Watch out, Pfizer: Affinivax lands $226M in funding to advance Prevnar 13 rival as well as the rest of its pipeline
Affinivax CEO Steven Brugger hit the clinic a couple years ago with an unconventional take on a pneumococcal vaccine designed to dethrone Pfizer’s Prevnar 13. And now that the candidate’s ready for Phase III, Brugger has reeled in a $226 million mega-round to see it through.
The Series C comes several months after a $120 million raise, with Viking Global Investors, Bain and Ziff Capital Partners participating in both rounds. It’s quite the accomplishment for a company that launched with $4 million in seed funding from the Gates Foundation back in 2014.
Affinivax is spreading the funds across its pipeline, which includes its Astellas-partnered lead program for pneumococcal infection. The candidate, which covers 24 pneumococcal serotypes, is lining up to rival Pfizer’s blockbuster Prevnar 13, which bagged $6 billion in revenue in 2019 — more than any other fully owned Pfizer product.
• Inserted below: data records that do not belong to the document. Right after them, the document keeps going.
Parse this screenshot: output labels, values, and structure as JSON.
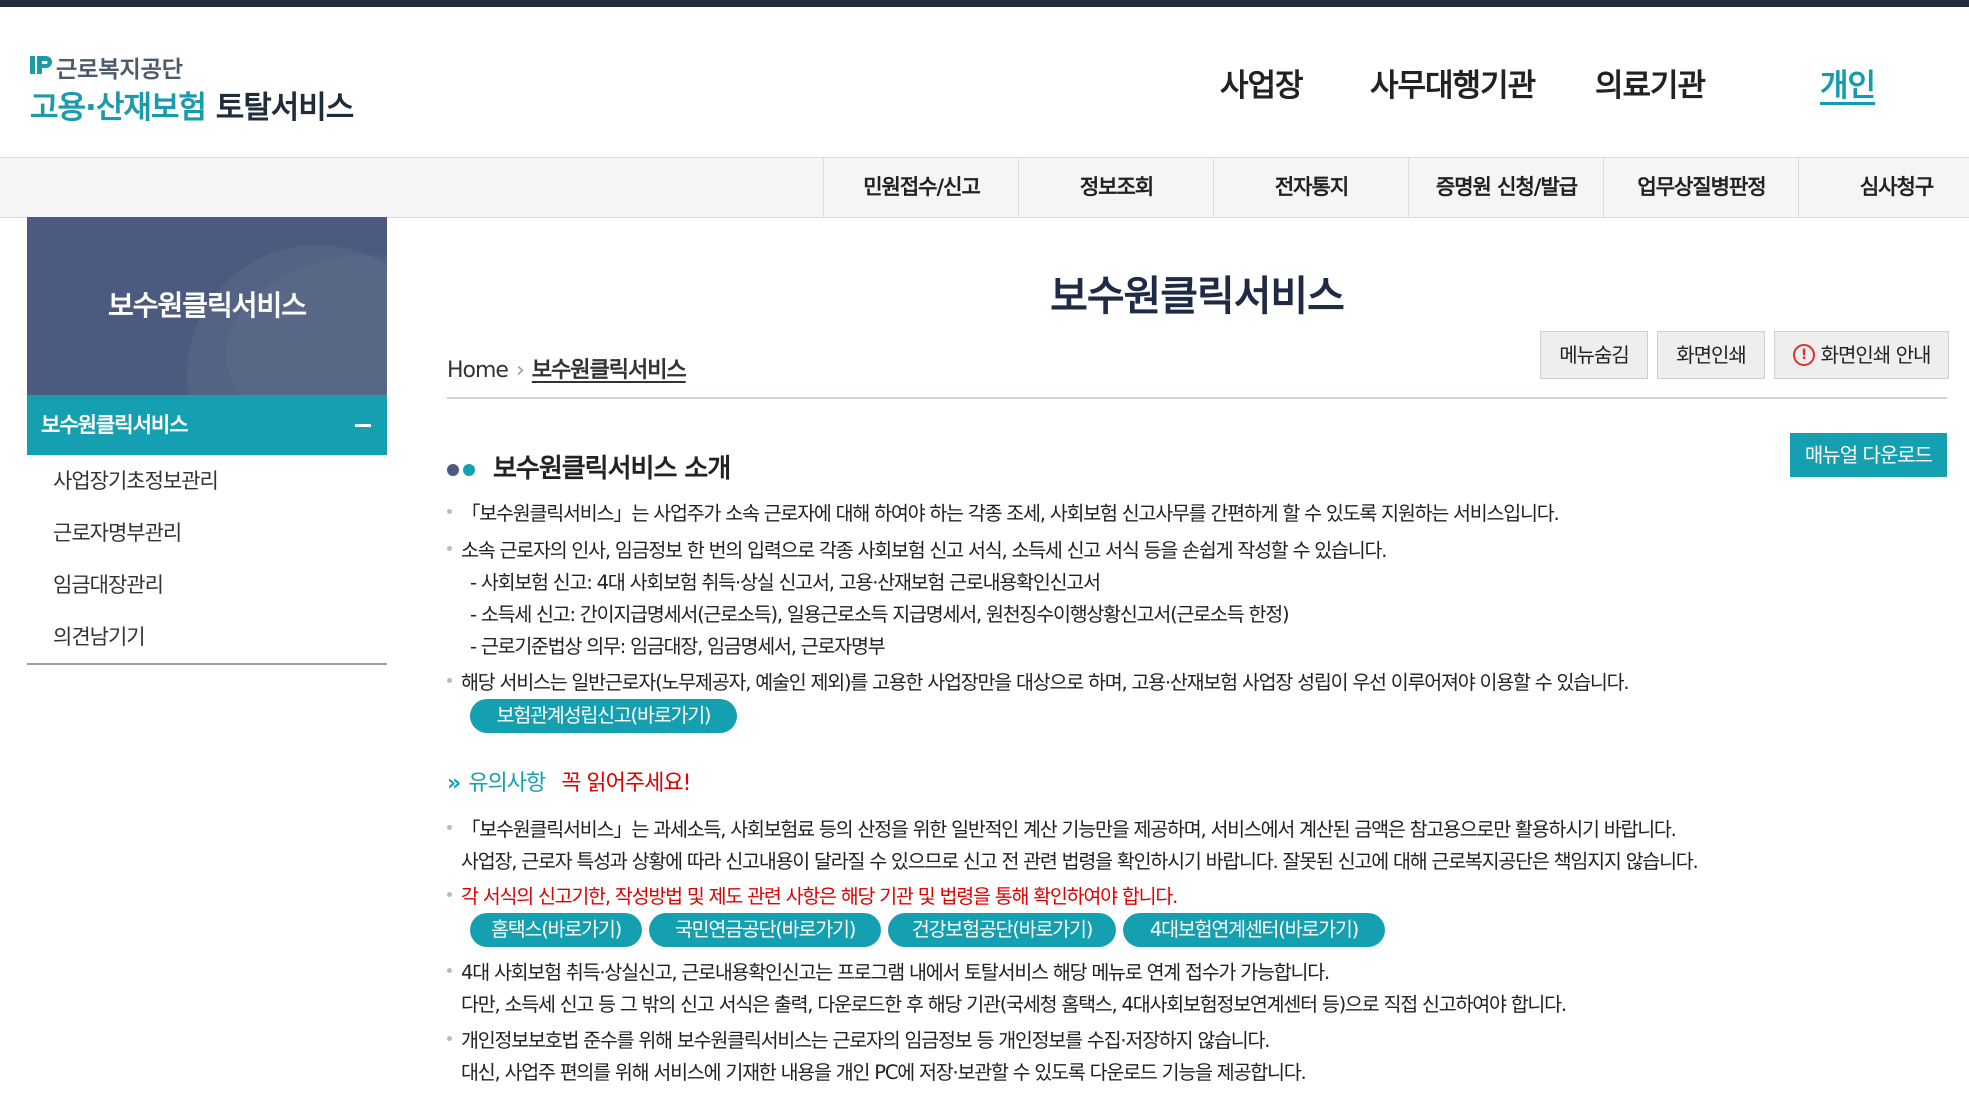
{
  "logo": {
    "org": "근로복지공단",
    "service_main": "고용·산재보험",
    "service_sub": "토탈서비스"
  },
  "top_nav": [
    "사업장",
    "사무대행기관",
    "의료기관",
    "개인"
  ],
  "sub_nav": [
    "민원접수/신고",
    "정보조회",
    "전자통지",
    "증명원 신청/발급",
    "업무상질병판정",
    "심사청구"
  ],
  "sidebar": {
    "title": "보수원클릭서비스",
    "active": "보수원클릭서비스",
    "items": [
      "사업장기초정보관리",
      "근로자명부관리",
      "임금대장관리",
      "의견남기기"
    ]
  },
  "page": {
    "title": "보수원클릭서비스",
    "breadcrumb_home": "Home",
    "breadcrumb_current": "보수원클릭서비스",
    "tools": {
      "hide_menu": "메뉴숨김",
      "print": "화면인쇄",
      "print_guide": "화면인쇄 안내"
    }
  },
  "manual_download": "매뉴얼 다운로드",
  "intro": {
    "title": "보수원클릭서비스 소개",
    "line1": "「보수원클릭서비스」는 사업주가 소속 근로자에 대해 하여야 하는 각종 조세, 사회보험 신고사무를 간편하게 할 수 있도록 지원하는 서비스입니다.",
    "line2": "소속 근로자의 인사, 임금정보 한 번의 입력으로 각종 사회보험 신고 서식, 소득세 신고 서식 등을 손쉽게 작성할 수 있습니다.",
    "sub1": "- 사회보험 신고: 4대 사회보험 취득·상실 신고서, 고용·산재보험 근로내용확인신고서",
    "sub2": "- 소득세 신고: 간이지급명세서(근로소득), 일용근로소득 지급명세서, 원천징수이행상황신고서(근로소득 한정)",
    "sub3": "- 근로기준법상 의무: 임금대장, 임금명세서, 근로자명부",
    "line3": "해당 서비스는 일반근로자(노무제공자, 예술인 제외)를 고용한 사업장만을 대상으로 하며, 고용·산재보험 사업장 성립이 우선 이루어져야 이용할 수 있습니다.",
    "link": "보험관계성립신고(바로가기)"
  },
  "notice": {
    "chevron": "»",
    "title": "유의사항",
    "warning": "꼭 읽어주세요!",
    "p1a": "「보수원클릭서비스」는 과세소득, 사회보험료 등의 산정을 위한 일반적인 계산 기능만을 제공하며, 서비스에서 계산된 금액은 참고용으로만 활용하시기 바랍니다.",
    "p1b": "사업장, 근로자 특성과 상황에 따라 신고내용이 달라질 수 있으므로 신고 전 관련 법령을 확인하시기 바랍니다. 잘못된 신고에 대해 근로복지공단은 책임지지 않습니다.",
    "p2": "각 서식의 신고기한, 작성방법 및 제도 관련 사항은 해당 기관 및 법령을 통해 확인하여야 합니다.",
    "links": [
      "홈택스(바로가기)",
      "국민연금공단(바로가기)",
      "건강보험공단(바로가기)",
      "4대보험연계센터(바로가기)"
    ],
    "p3a": "4대 사회보험 취득·상실신고, 근로내용확인신고는 프로그램 내에서 토탈서비스 해당 메뉴로 연계 접수가 가능합니다.",
    "p3b": "다만, 소득세 신고 등 그 밖의 신고 서식은 출력, 다운로드한 후 해당 기관(국세청 홈택스, 4대사회보험정보연계센터 등)으로 직접 신고하여야 합니다.",
    "p4a": "개인정보보호법 준수를 위해 보수원클릭서비스는 근로자의 임금정보 등 개인정보를 수집·저장하지 않습니다.",
    "p4b": "대신, 사업주 편의를 위해 서비스에 기재한 내용을 개인 PC에 저장·보관할 수 있도록 다운로드 기능을 제공합니다."
  },
  "colors": {
    "accent": "#15a0b2",
    "sidebar_header": "#4b5a7e",
    "warning": "#e00000",
    "title": "#1f2a44"
  }
}
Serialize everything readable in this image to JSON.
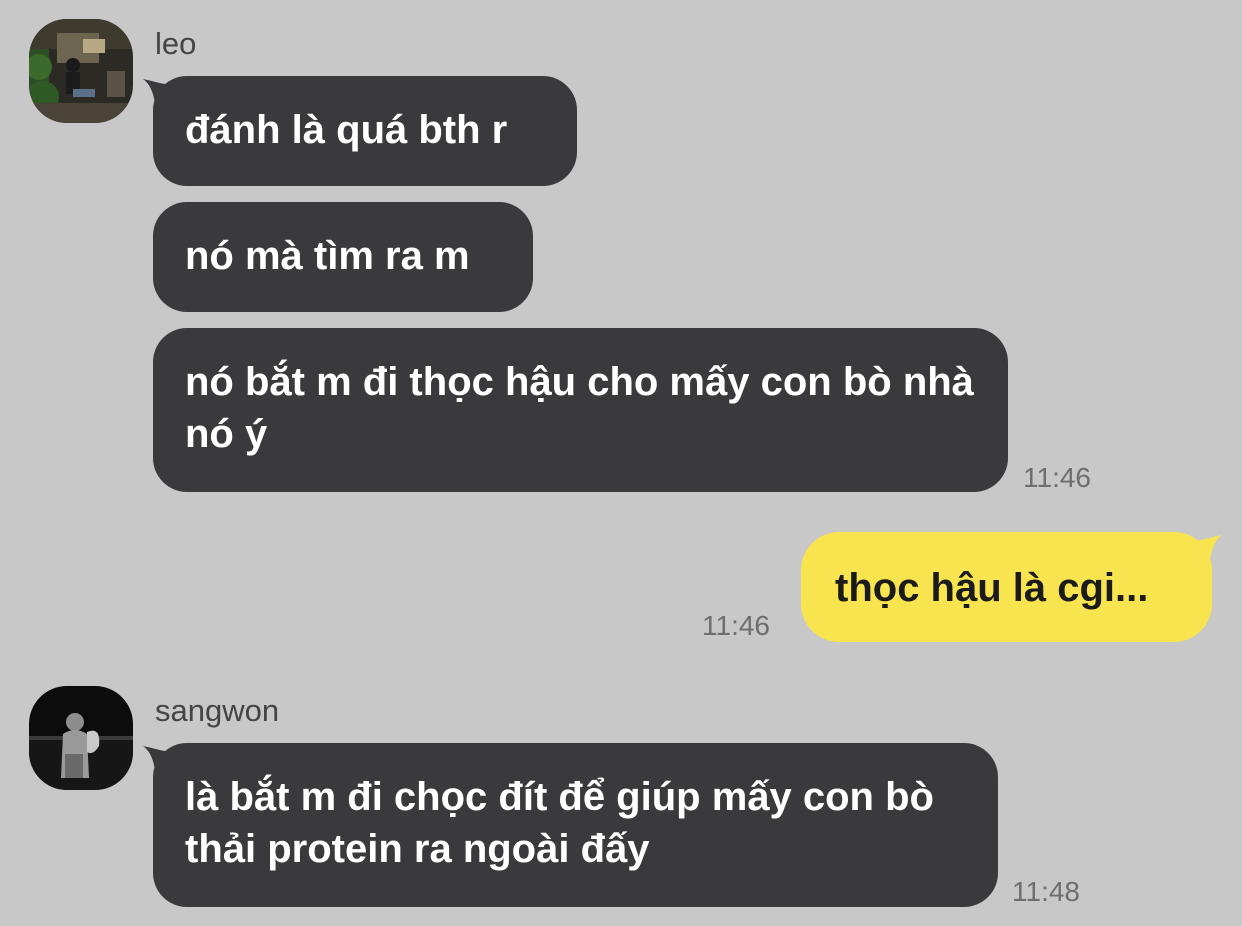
{
  "conversation": {
    "group1": {
      "sender": "leo",
      "messages": [
        {
          "text": "đánh là quá bth r"
        },
        {
          "text": "nó mà tìm ra m"
        },
        {
          "text": "nó bắt m đi thọc hậu cho mấy con bò nhà nó ý"
        }
      ],
      "time": "11:46"
    },
    "outgoing": {
      "messages": [
        {
          "text": "thọc hậu là cgi..."
        }
      ],
      "time": "11:46"
    },
    "group2": {
      "sender": "sangwon",
      "messages": [
        {
          "text": "là bắt m đi chọc đít để giúp mấy con bò thải protein ra ngoài đấy"
        }
      ],
      "time": "11:48"
    }
  },
  "colors": {
    "background": "#c8c8c8",
    "incoming_bubble": "#3a3a3c",
    "outgoing_bubble": "#f8e44e"
  }
}
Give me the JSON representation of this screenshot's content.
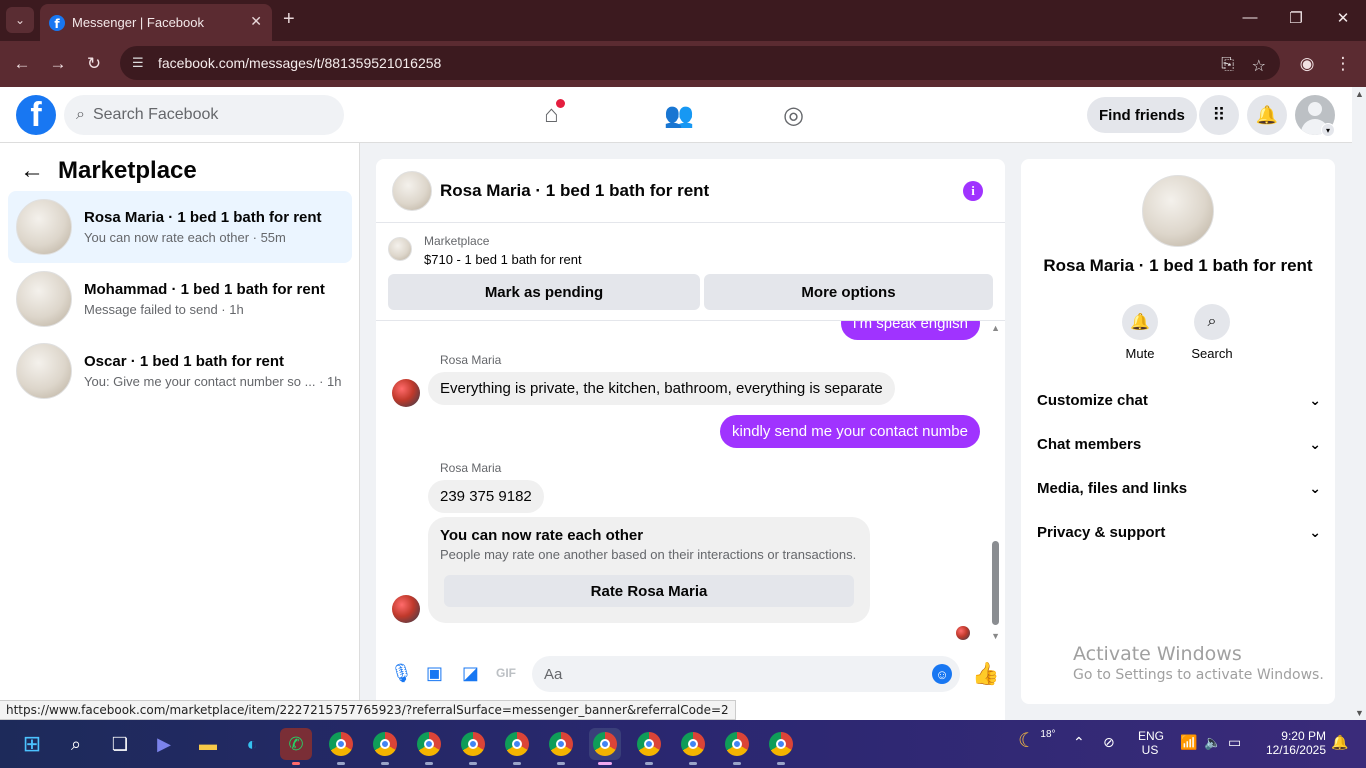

Affinivax’s jab, dubbed ASP3772, recently completed a Phase II trial in adults 65 to 85 years old and is ready for a Phase III registrational trial, although the company declined to comment on the timeline.
Brugger is after what he calls a new class of vaccines, using the company’s MAPS technology, short for Multiple Antigen Presenting System. It presents polysaccharide and protein antigens to the immune system to kick up both a B cell and T cell response. The platform foregoes traditional conjugate chemistry altogether in favor of a biotin-rhizavidin bond, which Brugger compared to “the strongest Velcro you can imagine.”
“By not using chemical conjugation, we believe the immunogenic epitopes on both the polysaccharides and proteins are not compromised and retain their full immunogenic potential,” Brugger said in an email. “The result is quite distinctively different than conjugate vaccines, where the polysaccharide and the proteins are both recognized by the immune system.”
Affinivax also has an ongoing Phase I trial in toddlers and plans to initiate a Phase II proof-of-concept study in infants.
The Cambridge, MA-based biotech’s preclinical pipeline includes candidates for Staphylococcus aureus, Klebsiella pneumoniae and Pseudomonas aeruginosa, Clostridium difficile, and even Covid-19. According to Brugger, it’s now working on a next-generation pneumo vaccine with broader coverage than ASP3772.
“With the additional capital raised from the Series C, we are in a position to advance these on our own to IND and clinical trials within the next few years,” Brugger said.
Last month, Pfizer got priority review for its new pneumococcal vaccine, 20vPnC, which is designed to protect against different 20 strains of pathogenic pneumococcal bacteria as opposed to Prevnar’s 13. The FDA is set to deliver a decision by June 2021.